  • Most states that appear to “win” in the near term only do so because the bill assumes they won’t expand Medicaid. Under current law, non-expansion states have the option to expand Medicaid at any time, at which point they would receive billions more in federal funding to cover millions more people (and that additional federal funding wouldn’t come at other states’ expense). Estimates showing that states like Kansas, Maine, and Tennessee would get more funding from the Cassidy-Graham block grant through 2026 assume these states will never expand Medicaid, despite bipartisan efforts in those states to do so over the last several years. A comparison between non-expansion states’ funding levels under Cassidy-Graham and current law, assuming they expanded Medicaid now or in the future, would almost certainly show most or all losing federal dollars due to the block grant.
  • In every state, the bill would raise premiums, increase uncertainty, and risk market chaos. The bill would increase premiums in the near term first by repealing the individual mandate that people must secure health coverage or pay a penalty, which the Congressional Budget Office has estimated would raise premiums 20 percent to cover the higher costs driven by a less healthy risk pool. But on top of that, Cassidy-Graham would eliminate the marketplace subsidies. That means 50 states and Washington, D.C. would be forced to establish their own individual market subsidy systems by January 1, 2020 (assuming they want to do so), something they might or might not find feasible. It would also create enormous uncertainty for insurers, leading them to raise premiums to protect against the risk of big losses, or simply pull out of markets altogether.
  • With a block grant, states couldn’t buy the same coverage that was possible under the ACA — even if they wanted to. There’s no requirement that states use their block grant funds, which they would receive to replace the ACA’s coverage provisions, to actually provide coverage. Indeed, states could use it to replace existing health care spending, such as state funding for behavioral health care. But even states that wanted to spend the money on coverage likely couldn’t do so as efficiently as the ACA does. Under the block grant, as noted, states’ federal funding for coverage would be capped, meaning they would bear the full cost of any increases in the number of people needing coverage — for example, during a recession — and the full cost of premium spikes, public health emergencies, or other unexpected costs.

    In a letter this week, the National Association of Medicaid Directors explained that: “Taken together, the per-capita caps and the envisioned block grant would constitute the largest intergovernmental transfer of financial risk from the federal government to the states in our country’s history.” Most states wouldn’t be able or willing to absorb this much risk, especially with block grant funding ending after 2026. That means expansion states most likely could not continue to offer Medicaid coverage to all low-income adults who need it, and also that non-expansion states could not continue to offer individual market tax credits that adjust in size as needed to shield individual market consumers from premium increases.
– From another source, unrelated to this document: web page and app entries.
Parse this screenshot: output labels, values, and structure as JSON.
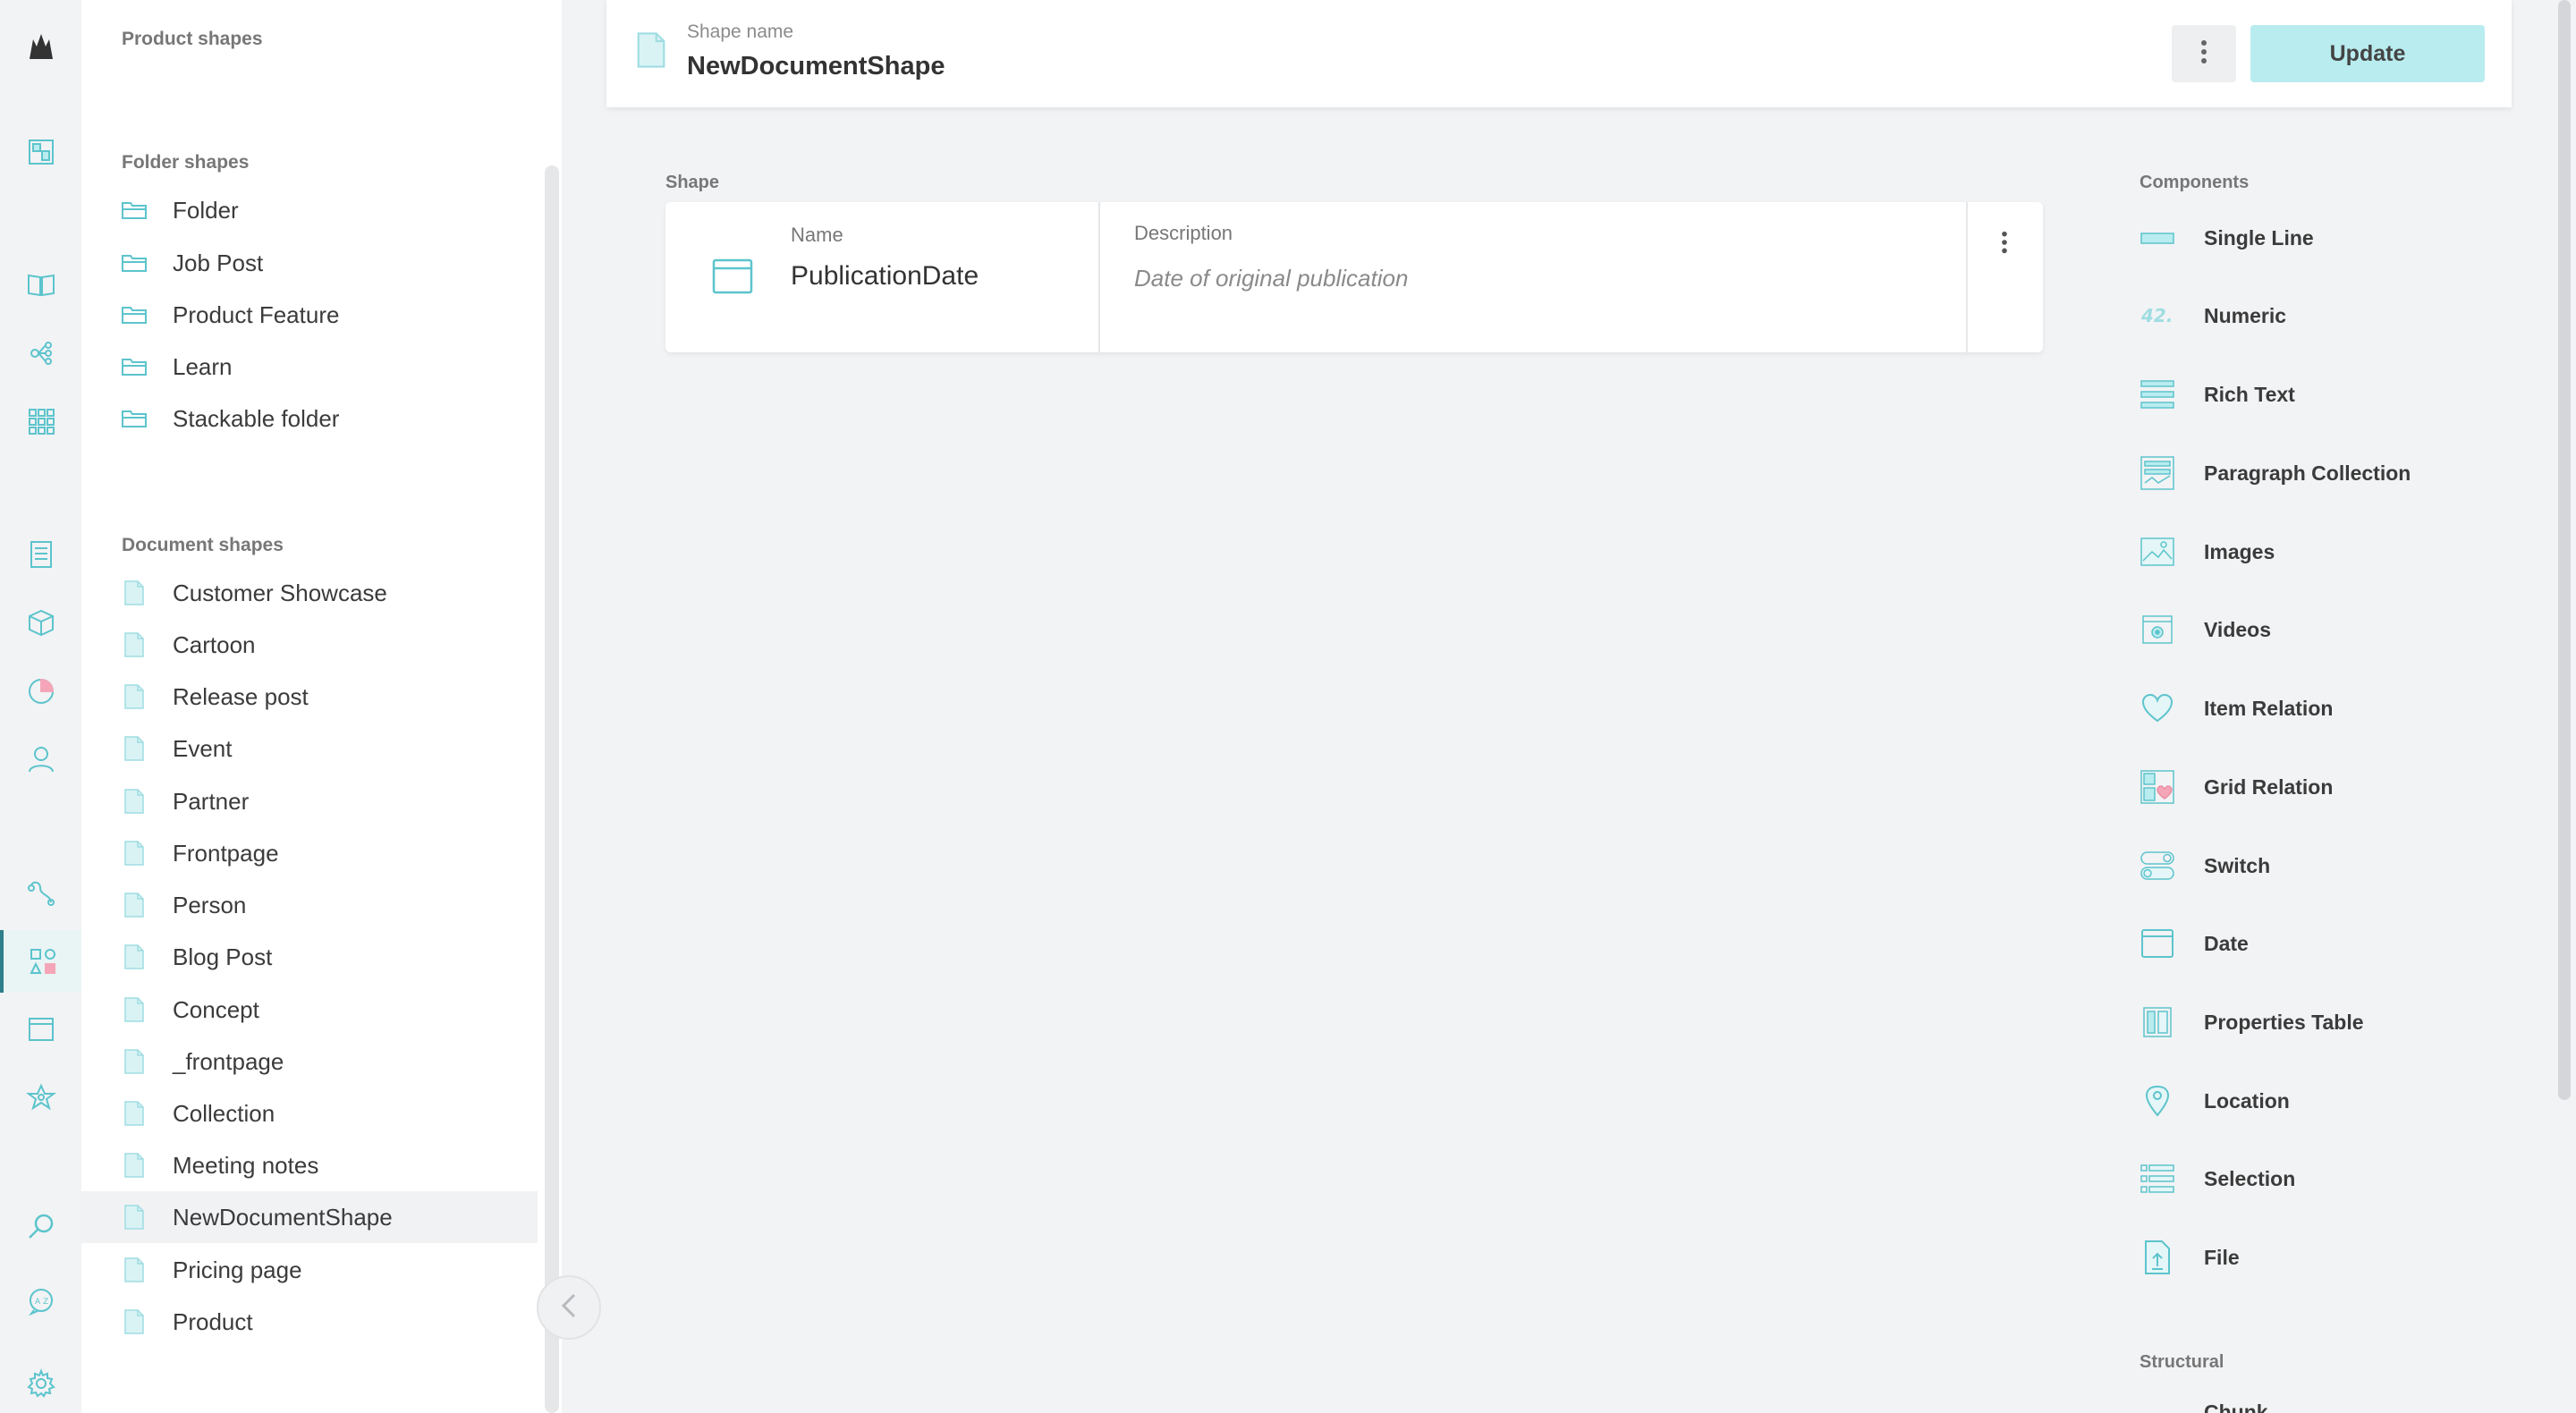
{
  "rail": {
    "items": [
      {
        "icon": "crystallize-logo-icon"
      },
      {
        "icon": "dashboard-icon"
      },
      {
        "icon": "catalogue-book-icon"
      },
      {
        "icon": "topics-graph-icon"
      },
      {
        "icon": "grids-icon"
      },
      {
        "icon": "orders-list-icon"
      },
      {
        "icon": "products-box-icon"
      },
      {
        "icon": "analytics-pie-icon"
      },
      {
        "icon": "customers-user-icon"
      },
      {
        "icon": "pipelines-icon"
      },
      {
        "icon": "shapes-icon"
      },
      {
        "icon": "pages-window-icon"
      },
      {
        "icon": "settings-star-icon"
      },
      {
        "icon": "search-icon"
      },
      {
        "icon": "language-chat-icon"
      },
      {
        "icon": "gear-icon"
      }
    ]
  },
  "sidebar": {
    "product_title": "Product shapes",
    "folder_title": "Folder shapes",
    "folder_items": [
      "Folder",
      "Job Post",
      "Product Feature",
      "Learn",
      "Stackable folder"
    ],
    "document_title": "Document shapes",
    "document_items": [
      "Customer Showcase",
      "Cartoon",
      "Release post",
      "Event",
      "Partner",
      "Frontpage",
      "Person",
      "Blog Post",
      "Concept",
      "_frontpage",
      "Collection",
      "Meeting notes",
      "NewDocumentShape",
      "Pricing page",
      "Product"
    ],
    "selected": "NewDocumentShape"
  },
  "header": {
    "shape_name_label": "Shape name",
    "shape_name_value": "NewDocumentShape",
    "update_label": "Update"
  },
  "editor": {
    "section_label": "Shape",
    "component": {
      "name_label": "Name",
      "name_value": "PublicationDate",
      "description_label": "Description",
      "description_value": "Date of original publication"
    }
  },
  "components": {
    "title": "Components",
    "items": [
      {
        "label": "Single Line",
        "icon": "single-line-icon"
      },
      {
        "label": "Numeric",
        "icon": "numeric-icon"
      },
      {
        "label": "Rich Text",
        "icon": "rich-text-icon"
      },
      {
        "label": "Paragraph Collection",
        "icon": "paragraph-collection-icon"
      },
      {
        "label": "Images",
        "icon": "images-icon"
      },
      {
        "label": "Videos",
        "icon": "videos-icon"
      },
      {
        "label": "Item Relation",
        "icon": "item-relation-heart-icon"
      },
      {
        "label": "Grid Relation",
        "icon": "grid-relation-icon"
      },
      {
        "label": "Switch",
        "icon": "switch-icon"
      },
      {
        "label": "Date",
        "icon": "date-icon"
      },
      {
        "label": "Properties Table",
        "icon": "properties-table-icon"
      },
      {
        "label": "Location",
        "icon": "location-pin-icon"
      },
      {
        "label": "Selection",
        "icon": "selection-list-icon"
      },
      {
        "label": "File",
        "icon": "file-upload-icon"
      }
    ],
    "structural_title": "Structural",
    "structural_peek": "Chunk"
  },
  "colors": {
    "accent": "#5cc4cc",
    "accent_light": "#b9ecef",
    "active_rail": "#2d7f89"
  }
}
  • In all states, protections for people with pre-existing conditions could disappear in the individual market. All states could waive the ACA protections that prohibit insurers from charging people with pre-existing conditions more and that require plans to offer such “essential health benefits” as maternity care and mental health treatment. Among the states that we estimate would get more funding under the Cassidy-Graham block grant in 2026, not one prohibited insurers in the individual market from charging higher premiums based on pre-existing conditions before the ACA. Facing the risk of major premium increases, these states would face significant pressure to return to their pre-ACA rules. As a result, even in states that receive additional funding in the near term, the basic outcome for many older people and people with pre-existing conditions would remain the same: Cassidy-Graham would put affordable coverage out of reach.